The first of three editions of Expeditors Supply Chain Solutions blog on Supply Chain Resiliency. With supply chains being global in nature, the continual threat of disruption to this system of organizations, people, activities, information, and resources that we call the Supply Chain, is clear. Recent events such as BREXIT, COVID-19, China port lockdowns, capacity constraints, and the conflict in Ukraine are all examples of how these disruptions severely impact the Supply Chain. The effects are severe, and long-term and put an immense strain on business, therefore, increased awareness and heightened focus amongst CFOs & CEOs are needed to drive change. To weather the challenges these disruptions bring, Supply Chains need to be resilient, whilst maintaining their flexibility to aid the evolvement of business growth.
So, what is Supply Chain Resilience (SCRes)?
It’s being prepared for the unexpected, responding and recovering to the original state, or moving to a new, more efficient, and resilient one. This can be defined in three states: Resist, Respond, and Recover. We call these the “3Rs” of Supply Chain Resiliency.
If we were to view this pictorially, an example would be the three-legged milking stool. Each leg is equally important in its role in support of the overall purpose (keeping the stool upright) or, in the case of the Supply Chain, maintaining its resilience.
The goal should be to avoid or at best minimize damage caused by any disruption. The ability of a supply chain to reduce the time between a disruption happening and a full recovery is an indication of the level of resistance. One example of building resistance is the Diversification of supplier and vendor base. This should be viewed as a cost of doing business, rather than inefficiency. Spreading products between suppliers, across countries, or moving to nearshoring, can provide continuity of product flow during disruptions.
How long does it take to respond to any form of disruption?

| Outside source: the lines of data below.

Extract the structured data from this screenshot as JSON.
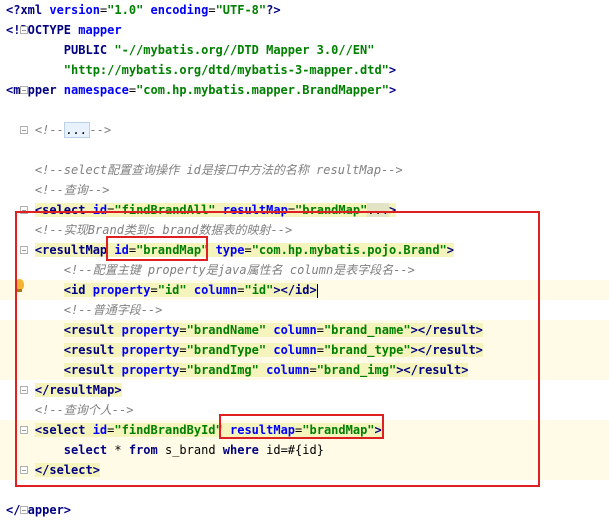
{
  "editor": {
    "lines": [
      {
        "parts": [
          [
            "t-tag",
            "<?"
          ],
          [
            "t-tag",
            "xml "
          ],
          [
            "t-attr",
            "version"
          ],
          [
            "t-text",
            "="
          ],
          [
            "t-val",
            "\"1.0\""
          ],
          [
            "t-text",
            " "
          ],
          [
            "t-attr",
            "encoding"
          ],
          [
            "t-text",
            "="
          ],
          [
            "t-val",
            "\"UTF-8\""
          ],
          [
            "t-tag",
            "?>"
          ]
        ]
      },
      {
        "parts": [
          [
            "t-tag",
            "<!DOCTYPE "
          ],
          [
            "t-attr",
            "mapper"
          ]
        ]
      },
      {
        "parts": [
          [
            "t-text",
            "        "
          ],
          [
            "t-tag",
            "PUBLIC "
          ],
          [
            "t-val",
            "\"-//mybatis.org//DTD Mapper 3.0//EN\""
          ]
        ]
      },
      {
        "parts": [
          [
            "t-text",
            "        "
          ],
          [
            "t-val",
            "\"http://mybatis.org/dtd/mybatis-3-mapper.dtd\""
          ],
          [
            "t-tag",
            ">"
          ]
        ]
      },
      {
        "parts": [
          [
            "t-tag",
            "<mapper "
          ],
          [
            "t-attr",
            "namespace"
          ],
          [
            "t-text",
            "="
          ],
          [
            "t-val",
            "\"com.hp.mybatis.mapper.BrandMapper\""
          ],
          [
            "t-tag",
            ">"
          ]
        ]
      },
      {
        "parts": []
      },
      {
        "parts": [
          [
            "t-text",
            "    "
          ],
          [
            "t-cmt",
            "<!--"
          ],
          [
            "fold",
            "..."
          ],
          [
            "t-cmt",
            "-->"
          ]
        ]
      },
      {
        "parts": []
      },
      {
        "parts": [
          [
            "t-text",
            "    "
          ],
          [
            "t-cmt",
            "<!--select配置查询操作 id是接口中方法的名称 resultMap-->"
          ]
        ]
      },
      {
        "parts": [
          [
            "t-text",
            "    "
          ],
          [
            "t-cmt",
            "<!--查询-->"
          ]
        ]
      },
      {
        "parts": [
          [
            "t-text",
            "    "
          ],
          [
            "t-tag",
            "<select "
          ],
          [
            "t-attr",
            "id"
          ],
          [
            "t-text",
            "="
          ],
          [
            "t-val",
            "\"findBrandAll\""
          ],
          [
            "t-text",
            " "
          ],
          [
            "t-attr",
            "resultMap"
          ],
          [
            "t-text",
            "="
          ],
          [
            "t-val",
            "\"brandMap\""
          ],
          [
            "fold-dots",
            "..."
          ],
          [
            "t-tag",
            ">"
          ]
        ]
      },
      {
        "parts": [
          [
            "t-text",
            "    "
          ],
          [
            "t-cmt",
            "<!--实现Brand类到s_brand数据表的映射-->"
          ]
        ]
      },
      {
        "parts": [
          [
            "t-text",
            "    "
          ],
          [
            "t-tag",
            "<resultMap "
          ],
          [
            "t-attr",
            "id"
          ],
          [
            "t-text",
            "="
          ],
          [
            "t-val",
            "\"brandMap\""
          ],
          [
            "t-text",
            " "
          ],
          [
            "t-attr",
            "type"
          ],
          [
            "t-text",
            "="
          ],
          [
            "t-val",
            "\"com.hp.mybatis.pojo.Brand\""
          ],
          [
            "t-tag",
            ">"
          ]
        ]
      },
      {
        "parts": [
          [
            "t-text",
            "        "
          ],
          [
            "t-cmt",
            "<!--配置主键 property是java属性名 column是表字段名-->"
          ]
        ]
      },
      {
        "parts": [
          [
            "t-text",
            "        "
          ],
          [
            "t-tag",
            "<id "
          ],
          [
            "t-attr",
            "property"
          ],
          [
            "t-text",
            "="
          ],
          [
            "t-val",
            "\"id\""
          ],
          [
            "t-text",
            " "
          ],
          [
            "t-attr",
            "column"
          ],
          [
            "t-text",
            "="
          ],
          [
            "t-val",
            "\"id\""
          ],
          [
            "t-tag",
            "></id>"
          ],
          [
            "caret",
            ""
          ]
        ]
      },
      {
        "parts": [
          [
            "t-text",
            "        "
          ],
          [
            "t-cmt",
            "<!--普通字段-->"
          ]
        ]
      },
      {
        "parts": [
          [
            "t-text",
            "        "
          ],
          [
            "t-tag",
            "<result "
          ],
          [
            "t-attr",
            "property"
          ],
          [
            "t-text",
            "="
          ],
          [
            "t-val",
            "\"brandName\""
          ],
          [
            "t-text",
            " "
          ],
          [
            "t-attr",
            "column"
          ],
          [
            "t-text",
            "="
          ],
          [
            "t-val",
            "\"brand_name\""
          ],
          [
            "t-tag",
            "></result>"
          ]
        ]
      },
      {
        "parts": [
          [
            "t-text",
            "        "
          ],
          [
            "t-tag",
            "<result "
          ],
          [
            "t-attr",
            "property"
          ],
          [
            "t-text",
            "="
          ],
          [
            "t-val",
            "\"brandType\""
          ],
          [
            "t-text",
            " "
          ],
          [
            "t-attr",
            "column"
          ],
          [
            "t-text",
            "="
          ],
          [
            "t-val",
            "\"brand_type\""
          ],
          [
            "t-tag",
            "></result>"
          ]
        ]
      },
      {
        "parts": [
          [
            "t-text",
            "        "
          ],
          [
            "t-tag",
            "<result "
          ],
          [
            "t-attr",
            "property"
          ],
          [
            "t-text",
            "="
          ],
          [
            "t-val",
            "\"brandImg\""
          ],
          [
            "t-text",
            " "
          ],
          [
            "t-attr",
            "column"
          ],
          [
            "t-text",
            "="
          ],
          [
            "t-val",
            "\"brand_img\""
          ],
          [
            "t-tag",
            "></result>"
          ]
        ]
      },
      {
        "parts": [
          [
            "t-text",
            "    "
          ],
          [
            "t-tag",
            "</resultMap>"
          ]
        ]
      },
      {
        "parts": [
          [
            "t-text",
            "    "
          ],
          [
            "t-cmt",
            "<!--查询个人-->"
          ]
        ]
      },
      {
        "parts": [
          [
            "t-text",
            "    "
          ],
          [
            "t-tag",
            "<select "
          ],
          [
            "t-attr",
            "id"
          ],
          [
            "t-text",
            "="
          ],
          [
            "t-val",
            "\"findBrandById\""
          ],
          [
            "t-text",
            " "
          ],
          [
            "t-attr",
            "resultMap"
          ],
          [
            "t-text",
            "="
          ],
          [
            "t-val",
            "\"brandMap\""
          ],
          [
            "t-tag",
            ">"
          ]
        ]
      },
      {
        "parts": [
          [
            "t-text",
            "        "
          ],
          [
            "t-sql-kw",
            "select"
          ],
          [
            "t-text",
            " * "
          ],
          [
            "t-sql-kw",
            "from"
          ],
          [
            "t-text",
            " s_brand "
          ],
          [
            "t-sql-kw",
            "where"
          ],
          [
            "t-text",
            " id=#{id}"
          ]
        ]
      },
      {
        "parts": [
          [
            "t-text",
            "    "
          ],
          [
            "t-tag",
            "</select>"
          ]
        ]
      },
      {
        "parts": []
      },
      {
        "parts": [
          [
            "t-tag",
            "</mapper>"
          ]
        ]
      }
    ]
  }
}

The speed any business responds to risks and disruptions in the Supply Chain dictates whether the business faces a small event or a major financial threat. A strategy of preparation and readiness is needed, making use of the available processes and technologies. One example is building a Supply Chain Digital Twin, enabling live data to be used for forecasting and scenario planning. This enables fast decision-making and pivoting in the real-world environment when disruptions hit.
The ability of a business to return to its original stability and performance levels, or even better move to a new and improved state after a disruption, is vital. The time it takes to recover is directly proportional to the duration and severity of the disruption. Can this time be reduced or managed? Yes, investing in strategies to resist, respond, and recover ensures a Supply Chain is resilient through its ability to adapt and change.
Volatility is ever-present in Supply chains and will continue to drive markets and impact supply chains and focus. Dealing with and managing this volatility is becoming a way of life in supply chain management, driving improving resilience in the supply chain. Supply chain resilience is achieved through design and not by accident. Business leaders are putting strategies in place, building Supply Chain resilience and flexibility, and ensuring continued evolvement leading to business success.
Learn how to develop a resilient strategy in part two of Expeditors Supply Chain Solutions blog series and identify characteristics of a resilient supply chain in our third and final part of this series.